So this isn’t bourbon, instead it’s a corn whiskey made from Texas-sourced grains, namely a mixture of Sinton corn and Robstown Sweet corn and about 10% rye. But a clear innovation is the use of both oak pieces and pecan pieces in the aging process, which is done in glass bottles on-site. The chips are then charred down to charcoal and used for filtering at the time of bottling. Justice Label does plan on expanding their lineup in the near future, hoping to release a barrel proof version of the whiskey in 2018 and a barrel-aged bourbon thereafter. A portion of the proceeds of the bourbon will go to support Disable American Veterans.

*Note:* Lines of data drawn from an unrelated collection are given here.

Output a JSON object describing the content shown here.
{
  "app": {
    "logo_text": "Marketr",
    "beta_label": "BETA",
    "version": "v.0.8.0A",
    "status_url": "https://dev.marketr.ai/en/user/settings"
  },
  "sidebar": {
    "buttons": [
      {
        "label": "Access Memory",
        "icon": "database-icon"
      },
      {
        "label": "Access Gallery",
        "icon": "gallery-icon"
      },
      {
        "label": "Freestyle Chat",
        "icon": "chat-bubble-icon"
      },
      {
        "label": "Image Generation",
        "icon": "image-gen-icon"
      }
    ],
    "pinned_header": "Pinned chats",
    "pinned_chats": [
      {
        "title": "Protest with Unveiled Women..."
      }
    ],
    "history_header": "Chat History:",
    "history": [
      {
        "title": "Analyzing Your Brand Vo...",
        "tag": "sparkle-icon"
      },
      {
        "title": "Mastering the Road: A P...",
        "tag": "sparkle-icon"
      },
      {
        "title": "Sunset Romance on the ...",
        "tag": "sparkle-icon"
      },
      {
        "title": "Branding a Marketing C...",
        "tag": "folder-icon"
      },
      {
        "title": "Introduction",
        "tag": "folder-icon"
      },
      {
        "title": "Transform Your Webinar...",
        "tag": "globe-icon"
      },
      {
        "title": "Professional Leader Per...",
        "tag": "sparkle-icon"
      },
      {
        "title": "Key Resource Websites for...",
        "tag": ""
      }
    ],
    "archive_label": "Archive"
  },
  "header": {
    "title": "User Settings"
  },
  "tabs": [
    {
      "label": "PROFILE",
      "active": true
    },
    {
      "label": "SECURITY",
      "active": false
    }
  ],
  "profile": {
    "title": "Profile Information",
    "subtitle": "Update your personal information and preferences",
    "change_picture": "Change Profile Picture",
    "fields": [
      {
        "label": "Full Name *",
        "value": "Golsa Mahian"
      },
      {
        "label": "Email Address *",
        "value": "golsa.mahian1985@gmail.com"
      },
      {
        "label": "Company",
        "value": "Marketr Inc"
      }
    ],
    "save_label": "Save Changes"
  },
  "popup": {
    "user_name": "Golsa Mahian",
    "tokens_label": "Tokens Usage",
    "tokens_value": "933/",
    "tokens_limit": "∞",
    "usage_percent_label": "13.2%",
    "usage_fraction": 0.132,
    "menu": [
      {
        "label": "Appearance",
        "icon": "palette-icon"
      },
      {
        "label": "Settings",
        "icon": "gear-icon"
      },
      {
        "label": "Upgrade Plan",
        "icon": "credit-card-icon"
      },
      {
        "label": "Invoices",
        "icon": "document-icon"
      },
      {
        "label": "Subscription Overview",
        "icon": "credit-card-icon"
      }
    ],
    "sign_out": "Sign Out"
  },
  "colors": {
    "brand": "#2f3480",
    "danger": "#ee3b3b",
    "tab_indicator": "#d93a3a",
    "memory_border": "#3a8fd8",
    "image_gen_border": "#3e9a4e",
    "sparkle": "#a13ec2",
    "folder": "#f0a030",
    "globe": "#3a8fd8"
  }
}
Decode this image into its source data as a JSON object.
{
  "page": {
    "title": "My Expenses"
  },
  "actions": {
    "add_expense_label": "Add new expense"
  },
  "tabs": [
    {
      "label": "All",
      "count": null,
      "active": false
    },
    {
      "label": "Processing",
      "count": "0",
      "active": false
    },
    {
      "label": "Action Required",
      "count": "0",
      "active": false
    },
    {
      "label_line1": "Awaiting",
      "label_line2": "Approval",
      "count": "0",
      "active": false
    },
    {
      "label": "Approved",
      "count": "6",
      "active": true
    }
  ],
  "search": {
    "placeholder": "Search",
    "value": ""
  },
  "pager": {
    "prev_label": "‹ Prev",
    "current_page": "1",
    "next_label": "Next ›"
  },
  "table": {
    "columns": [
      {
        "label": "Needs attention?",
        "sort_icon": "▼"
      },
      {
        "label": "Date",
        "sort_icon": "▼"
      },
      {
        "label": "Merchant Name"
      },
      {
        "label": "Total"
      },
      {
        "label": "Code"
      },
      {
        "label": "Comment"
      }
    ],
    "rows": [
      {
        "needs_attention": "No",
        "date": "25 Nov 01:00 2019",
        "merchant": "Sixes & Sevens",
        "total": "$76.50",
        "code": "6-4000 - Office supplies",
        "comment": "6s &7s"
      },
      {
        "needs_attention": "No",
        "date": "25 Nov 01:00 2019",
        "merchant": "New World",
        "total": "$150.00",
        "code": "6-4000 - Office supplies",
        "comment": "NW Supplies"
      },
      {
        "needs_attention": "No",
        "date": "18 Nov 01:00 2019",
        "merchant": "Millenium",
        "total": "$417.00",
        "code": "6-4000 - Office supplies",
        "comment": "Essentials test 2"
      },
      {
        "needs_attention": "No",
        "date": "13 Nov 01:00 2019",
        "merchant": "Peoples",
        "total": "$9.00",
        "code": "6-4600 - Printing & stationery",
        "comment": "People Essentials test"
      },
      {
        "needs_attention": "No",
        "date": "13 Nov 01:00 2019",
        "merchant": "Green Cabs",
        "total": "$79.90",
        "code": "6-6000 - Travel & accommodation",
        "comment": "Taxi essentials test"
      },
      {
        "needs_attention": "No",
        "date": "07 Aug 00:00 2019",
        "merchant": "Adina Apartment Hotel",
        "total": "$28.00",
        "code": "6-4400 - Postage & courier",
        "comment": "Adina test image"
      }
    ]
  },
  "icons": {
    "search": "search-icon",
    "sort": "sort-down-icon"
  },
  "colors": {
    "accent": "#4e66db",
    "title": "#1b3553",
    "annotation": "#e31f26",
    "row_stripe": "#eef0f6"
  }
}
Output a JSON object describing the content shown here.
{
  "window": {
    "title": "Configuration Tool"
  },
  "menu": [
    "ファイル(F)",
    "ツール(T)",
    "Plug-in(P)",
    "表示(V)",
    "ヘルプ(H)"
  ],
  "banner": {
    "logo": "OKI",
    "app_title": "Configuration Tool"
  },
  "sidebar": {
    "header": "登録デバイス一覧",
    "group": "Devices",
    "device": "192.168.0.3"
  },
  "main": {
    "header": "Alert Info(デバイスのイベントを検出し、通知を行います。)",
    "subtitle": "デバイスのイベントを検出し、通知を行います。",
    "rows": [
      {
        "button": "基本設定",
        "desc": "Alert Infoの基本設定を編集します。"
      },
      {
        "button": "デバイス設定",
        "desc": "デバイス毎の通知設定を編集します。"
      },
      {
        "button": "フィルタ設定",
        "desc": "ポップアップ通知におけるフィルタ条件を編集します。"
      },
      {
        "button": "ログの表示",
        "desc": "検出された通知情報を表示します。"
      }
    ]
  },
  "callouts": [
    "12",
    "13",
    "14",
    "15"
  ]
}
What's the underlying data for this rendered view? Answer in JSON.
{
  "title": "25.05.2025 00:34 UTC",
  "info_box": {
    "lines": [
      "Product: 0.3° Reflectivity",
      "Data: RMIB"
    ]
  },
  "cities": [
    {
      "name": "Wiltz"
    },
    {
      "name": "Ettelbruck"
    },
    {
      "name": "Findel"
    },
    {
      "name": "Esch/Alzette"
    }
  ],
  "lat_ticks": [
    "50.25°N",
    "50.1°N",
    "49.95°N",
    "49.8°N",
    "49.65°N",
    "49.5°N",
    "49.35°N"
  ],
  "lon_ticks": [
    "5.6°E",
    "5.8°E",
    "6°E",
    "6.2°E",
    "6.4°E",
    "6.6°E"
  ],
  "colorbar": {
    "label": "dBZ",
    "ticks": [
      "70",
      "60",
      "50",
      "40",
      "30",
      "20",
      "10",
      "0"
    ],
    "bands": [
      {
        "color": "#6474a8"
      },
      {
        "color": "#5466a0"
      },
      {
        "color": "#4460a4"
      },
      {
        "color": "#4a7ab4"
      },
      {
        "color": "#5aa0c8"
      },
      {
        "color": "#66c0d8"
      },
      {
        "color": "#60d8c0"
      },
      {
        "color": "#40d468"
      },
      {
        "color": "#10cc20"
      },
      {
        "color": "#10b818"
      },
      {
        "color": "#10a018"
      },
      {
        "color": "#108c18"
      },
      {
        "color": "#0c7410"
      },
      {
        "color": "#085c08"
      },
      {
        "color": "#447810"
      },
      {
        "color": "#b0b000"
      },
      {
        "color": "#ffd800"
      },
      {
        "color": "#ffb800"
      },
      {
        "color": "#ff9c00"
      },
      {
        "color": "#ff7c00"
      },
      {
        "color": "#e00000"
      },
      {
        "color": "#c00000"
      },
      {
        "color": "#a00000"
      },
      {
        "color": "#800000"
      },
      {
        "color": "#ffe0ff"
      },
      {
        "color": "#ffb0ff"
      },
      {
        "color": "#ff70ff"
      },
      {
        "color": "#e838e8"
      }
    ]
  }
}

Bronze Star Texas Whiskey is bottled at 90 proof.
The corn is the first and obvious aroma here, as this started out life similar to moonshine. There is a hint of mint and char as well, with an undertow of ethanol.
Whoooo boy. This is not a mild whiskey. There’s a strong note of young corn on the front of the palate, but a nutty and yet bitter wood char follows behind that, turning slightly medicinal.
It’s not heavily alcoholic, so there isn’t a strong alcohol burn, but the bitter char does permeate the palate on the finish. I get roasted nuts (See below), charcoal, and corn rounding out the final experience.
Despite the whiskey label, this is still a little closer to a corn shine than a finished whiskey. In fact, it makes me really want to try their moonshine flavors if I’m ever near Sinton, TX. The downside here is that using wood chips rather than barrels does impart a bitterness to a whiskey that, while providing color, doesn’t add the vanilla and caramel flavors that come from barrels. There just isn’t the same ratio of charred wood versus the inner layers of un-charred wood full of sugars and tannins that makes American whiskey what it is. So don’t go into this expecting a standard whiskey, it’s still more like a moonshine with wood and char notes. Interestingly, I think I could get the pecan notes, which I wasn’t even aware of prior to writing the review. It’s a nutty, woody flavor, but it’s not oak. And regardless few the future direction of their products, I think they should keep pecan in the picture as it adds something unique and interesting to the overall flavor.
I haven’t assigned this a score yet, as it’s such a unique whiskey from a production standpoint that I’m still not entirely sure where it deviates and where is matches up. I plan to sip more of this over the coming weeks and will revisit. But I have to admit, I love this brand’s story. They’re new on the scene, and trying things very few other producers are trying right now. And they’re making sure their company means something and provides services above and beyond the product they produce. If making the world a better place is important, I can’t imagine that simultaneously making liquor and supporting veterans and veterans groups doesn’t tick just about every box. The next time you’re in Stinton, stop in to see Justice Label. Thank the folks there for their service, and give their products a sip.
Cheers! And God Bless America!